In an environment of voluntarism, many companies will continue to produce statements, proclaiming "core values of honesty, integrity and respect for people". Yet that may not be the whole story. Christian Aid has drawn attention to the anti-social activities of Shell in Nigeria. The company's annual corporate social responsibility reports stayed silent. Recent media attention has focused upon bribery and clandestine operations of BAE to secure defence contracts, while its annual reports are silent on such matters. The financial reports of NewsCorp and Virgin Atlantic are silent on the tax avoidance schemes operated by the companies.
Many UK companies massage their financial reports by using tax havens and concocting transactions which have no commercial substance and whose sole purpose is to avoid taxes. These practices have created new political risks for the companies and their shareholders, as evidenced by the Russian government's lawsuits against Yukos to recover past taxes, and the US government lawsuits against Enron and WorldCom and their advisers for devising questionable tax avoidance schemes. Yet no company provides the required information to enable anyone to assess these risks.
No major company publishes details of its "transfer pricing" policies. These are the policies which enable multinationals to price and transfer goods and services throughout their global operations; a crucial device for tax avoidance, flight of capital and worldwide laundering of profits. Through such techniques, WorldCom managed to avoid taxes on $20bn of its income. More recently, fingers have been pointed at major multinational drug and car companies.
The corporate mammoths are unlikely to volunteer any meaningful information about tax dodges, transfer pricing, use of tax havens, deaths and diseases caused by their products unless parliament lays down firm enforceable requirements for the OFR. The possibilities of that are slim. In such a climate, companies are more likely to publish self-congratulatory statements rather than hard data which would enable stakeholders to question corporate power and operations.

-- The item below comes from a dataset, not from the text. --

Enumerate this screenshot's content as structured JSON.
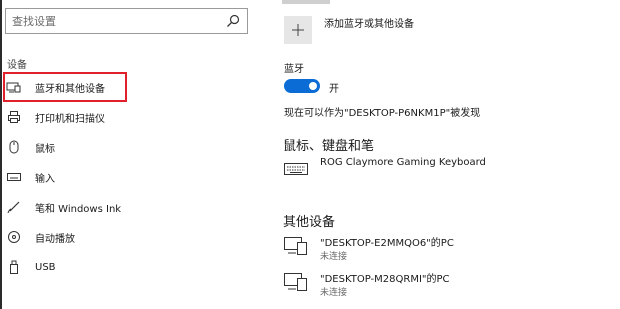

Overall, the sentiments behind the OFR are probably right, but it is unlikely to deliver the promised accountability and responsible capitalism.